While Tarrawingee has held the wood over Bright this season (and the past four seasons, for that matter) with two significant victories, the Mountain Men laid waste to any remaining hopes the Bulldogs held out for a grand final spot.
While Tarrawingee was competitive in parts, and nervously close on the scoreboard all the way into the final quarter, Bright was a side possessed, and no team less than Milawa was going to get in their way.
The Mountain Men, wearing their special indigenous-inspired jumpers, came out as if no history had ever existed between the two clubs, and got an early break over the home side.
A 5.2 (32) to 2.4 (16) quarter was closer than the scoreboard let on, but accuracy up forward and pressure down back was the key for the Mountain Men.
The second quarter slowed to a grind, yet Bright continued to dominate forward entries. Their 2.6 (18) simultaneously extended the margin while keeping the Bulldogs in the game, who managed 2.0 (12) themselves.
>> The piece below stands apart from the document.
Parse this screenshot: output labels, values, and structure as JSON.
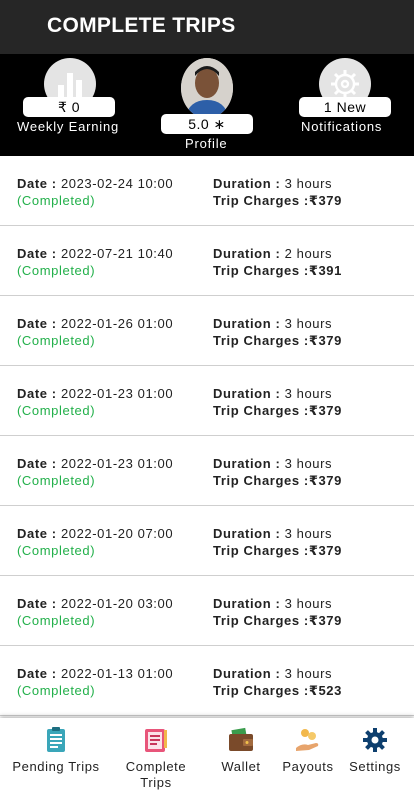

The 7.8 (50) to 4.4 (28) lead Bright took into half-time would be crucial, as running out for the third quarter the wind straightened behind the backs of Tarrawingee and their scoring started to gather speed.
While Bright struggled to convert into the breeze kicking 0.4 (4), the Bulldogs sent the ball long and had the Bright defenders scrambling to limit the damage.
Last minute call up into the senior ranks, hardman defender Nathan Smith suffered an ugly injury, desperately running back and across in front of an advancing contest, effecting the spoil but dislocating his elbow at the same time, and was taken off the ground in significant pain.
For the quarter Tarrawingee kicked 4.3 (27) to take back a fingernail one-point lead at the three-quarter time siren.
If the one-point lead to Tarrawingee had Bright supporters nervous, the Bulldogs kicking a quick opening goal of the last quarter didn’t help.
From that moment on, however, Bright looked composed and dangerous. Forward entries started to flow and scoring soon followed.
Crucial marks and set shot goals by Bright coach Tom Mullane-Grant started to put the game firmly in Bright’s hands.
Mullane-Grant would finish with five goals despite spending parts of the game winning centre clearances or working across half-back.
While Tarrawingee managed a second goal in the last quarter to give them some hope, Bright’s 6.5 (41) took the game away.
The strong finish was the perfect end to a preliminary final and also the perfect start to a grand final week, where 21 Bright players prepare for arguably the biggest week of their football careers.
In the Bright rooms postmatch, packed with family and supporters, tremendous relief was mixed with excitement as Mullane-Grant addressed the players, making special mention of club stalwart Bradley Nightingale who has missed the finals due to injury.
The Ovens and King grand final between Bright and Milawa starts at 2.15pm this Saturday at the WJ Findlay Oval in Wangaratta.
PRESSURE COOKER: Bright tough nut Nick Howell kicks the ball out of congestion in the Mountain Men’s preliminary final win on Saturday.